Championing for International Women’s Day 2019

How can you help forge a more gender-balanced world?

Last Friday was International Women’s Day 2019 and this year it’s all about creating a balanced world – a balanced world is a better world. Today we think about how we can help forge a more gender-balanced world, celebrate women’s achievements, raise awareness against bias and take action for equality.

In celebration of International Women’s Day, Erigo reflects on the residential care workforce and issues facing today’s care workers. The residential care workforce is made up of predominantly women with 82%¹ of workers being female. The ‘Australia’s gender equality scorecard’ reported that 80% of the total Health Care and Social Assistance workforce was female from 2017 – 2018. Women’s workforce participation is concentrated in a few large industries. Health Care and Social Assistance is by far the largest employer of women, followed by Education and Training and then Retail Trade².

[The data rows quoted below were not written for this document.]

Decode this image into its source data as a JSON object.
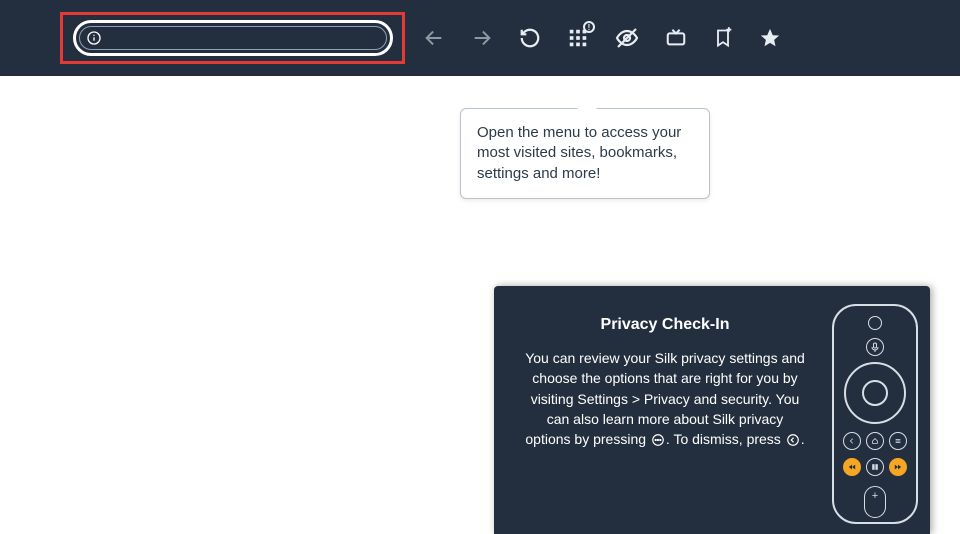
{
  "toolbar": {
    "url_value": "",
    "icons": {
      "info": "info-icon",
      "back": "back-arrow-icon",
      "forward": "forward-arrow-icon",
      "reload": "reload-icon",
      "menu": "apps-grid-icon",
      "menu_badge": "!",
      "private": "eye-off-icon",
      "tv": "tv-icon",
      "bookmark_add": "bookmark-add-icon",
      "star": "star-icon"
    }
  },
  "tooltip": {
    "text": "Open the menu to access your most visited sites, bookmarks, settings and more!"
  },
  "privacy": {
    "title": "Privacy Check-In",
    "body_pre": "You can review your Silk privacy settings and choose the options that are right for you by visiting Settings > Privacy and security. You can also learn more about Silk privacy options by pressing ",
    "body_mid": ". To dismiss, press ",
    "body_post": "."
  },
  "colors": {
    "toolbar_bg": "#232f3e",
    "highlight_border": "#e53935",
    "remote_accent": "#f5a623"
  }
}
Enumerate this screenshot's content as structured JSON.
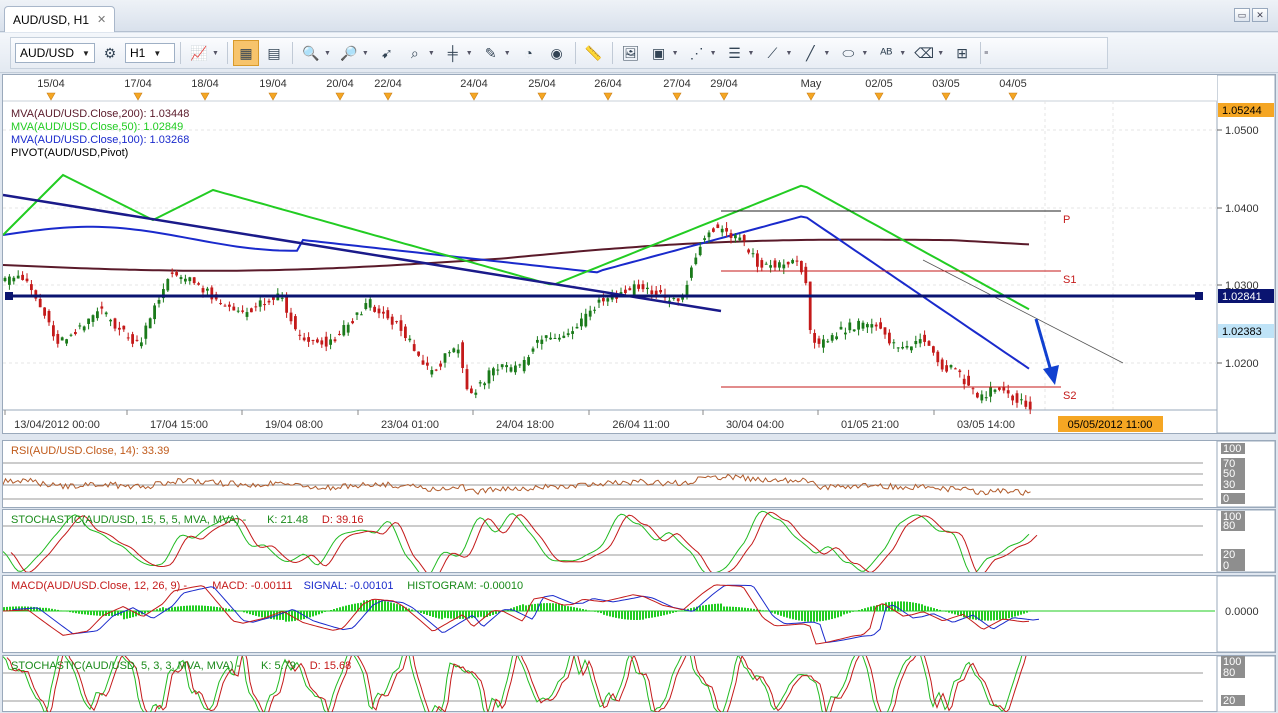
{
  "tab": {
    "title": "AUD/USD, H1",
    "close": "✕"
  },
  "window_buttons": [
    "▭",
    "✕"
  ],
  "toolbar": {
    "symbol": "AUD/USD",
    "timeframe": "H1",
    "tools": [
      "bar-chart-icon",
      "candle-settings-icon",
      "chart-type-icon",
      "data-table-icon",
      "zoom-in-icon",
      "zoom-out-icon",
      "pointer-icon",
      "zoom-window-icon",
      "crosshair-icon",
      "draw-cursor-icon",
      "magnet-icon",
      "globe-icon",
      "ruler-icon",
      "picture-icon",
      "template-icon",
      "fan-icon",
      "levels-icon",
      "trendline-icon",
      "line-icon",
      "ellipse-icon",
      "text-icon",
      "eraser-icon",
      "tree-icon"
    ]
  },
  "colors": {
    "up": "#1a7a1a",
    "down": "#c41a1a",
    "mva200": "#5a1a2a",
    "mva50": "#22cc22",
    "mva100": "#1a2acc",
    "pivot_blue": "#1a1a8a",
    "arrow": "#1040d0",
    "price_tag_orange": "#f5a623",
    "price_tag_blue": "#0a1470"
  },
  "top_dates": [
    "15/04",
    "17/04",
    "18/04",
    "19/04",
    "20/04",
    "22/04",
    "24/04",
    "25/04",
    "26/04",
    "27/04",
    "29/04",
    "May",
    "02/05",
    "03/05",
    "04/05"
  ],
  "bottom_dates": [
    "13/04/2012 00:00",
    "17/04 15:00",
    "19/04 08:00",
    "23/04 01:00",
    "24/04 18:00",
    "26/04 11:00",
    "30/04 04:00",
    "01/05 21:00",
    "03/05 14:00"
  ],
  "cursor_date": "05/05/2012 11:00",
  "main": {
    "legend": [
      {
        "text": "MVA(AUD/USD.Close,200): 1.03448",
        "color": "#5a1a2a"
      },
      {
        "text": "MVA(AUD/USD.Close,50): 1.02849",
        "color": "#22cc22"
      },
      {
        "text": "MVA(AUD/USD.Close,100): 1.03268",
        "color": "#1a2acc"
      },
      {
        "text": "PIVOT(AUD/USD,Pivot)",
        "color": "#000000"
      }
    ],
    "price_ticks": [
      "1.0500",
      "1.0400",
      "1.0300",
      "1.0200"
    ],
    "price_high_tag": "1.05244",
    "price_line_tag": "1.02841",
    "price_current_tag": "1.02383",
    "pivot_labels": {
      "p": "P",
      "s1": "S1",
      "s2": "S2"
    }
  },
  "rsi": {
    "label": "RSI(AUD/USD.Close, 14): 33.39",
    "ticks": [
      "100",
      "70",
      "50",
      "30",
      "0"
    ]
  },
  "stoch1": {
    "label_a": "STOCHASTIC(AUD/USD, 15, 5, 5, MVA, MVA) -",
    "label_k": "K: 21.48",
    "label_d": "D: 39.16",
    "ticks": [
      "100",
      "80",
      "20",
      "0"
    ]
  },
  "macd": {
    "label_a": "MACD(AUD/USD.Close, 12, 26, 9) -",
    "label_macd": "MACD: -0.00111",
    "label_signal": "SIGNAL: -0.00101",
    "label_hist": "HISTOGRAM: -0.00010",
    "ticks": [
      "0.0000"
    ]
  },
  "stoch2": {
    "label_a": "STOCHASTIC(AUD/USD, 5, 3, 3, MVA, MVA) -",
    "label_k": "K: 5.79",
    "label_d": "D: 15.68",
    "ticks": [
      "100",
      "80",
      "20"
    ]
  }
}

Carers – aged care, childcare and disability care workers – have been the No.1 growth occupation in the past 10 years, with an additional 170,000 workers added between the 2006 and 2016 censuses. The majority are women.

This workforce now numbers around half-a-million workers, and has bolstered the booming healthcare sector, which has grown at double the pace of the entire labour market in the past four years alone – 20 per cent compared with 10 per cent. Yet the hourly wage rate these workers attract is often only just above the minimum wage and well below what could be considered a “living wage”. An average childcare worker can expect to earn $21 an hour and aged and disability care workers around $24 an hour. Care workers are taking home about $33,000 each year ᶾ .

Advertising and marketing professionals earn roughly $1346 (per week before tax). Bank workers earn roughly $1101 (per week before tax). Conversely, aged and disability carers who earn roughly $900 (per week before tax) ⁴.

We believe that these care workers in the residential care workforce should be paid to match “their value and contribution” on the front line providing high level care, supporting aging Australians.  Would you put a higher dollar value on a Registered Nurse caring for your mother in a residential aged care facility or an advertising executive designing a campaign for dentures?

We also want to address the inequality within today’s’ society directed towards women in many different areas of everyday life, and specifically, in relation to being labelled or judged. This can be as simple as not labeling a woman based on their marital status i.e. Miss, Mrs, Ms, to being judged within the workplace for simply being a woman.

Erigo reflects this International Women’s Day the residential care workforce and issues facing today's care workers

Caring roles – caring for children, the sick, the disabled and the elderly – have for the most part fallen to women and historically have largely been unpaid.

We want to take this opportunity to recognise and celebrate all the unpaid carers out there, caring for family members and friends – you are so appreciated!

Sources:

  1. Darragh O’Keeffe. Aged care wages: tackling pay in ‘the forgotten industry’ Australian Aging Agenda, February 8 2017. https://www.australianageingagenda.com.au/2017/02/08/aged-care-wages-tackling-pay-forgotten-industry/
  2. Australia’s gender equality scorecard, Key findings from the Workplace Gender Equality Agency’s 2017-18 reporting data, November 2018, https://www.wgea.gov.au/sites/default/files/documents/WGEA_2017-18%20Gender%20Equality%20Scorecard.pdf
  3. Rebecca Cassells. Australia’s low-paid workforce a threat to wages growth, December 27, 2018. https://www.smh.com.au/national/australia-s-low-paid-workforce-a-threat-to-wages-growth-20181224-p50o4y.html
  4. Job Outlook, https://joboutlook.gov.au/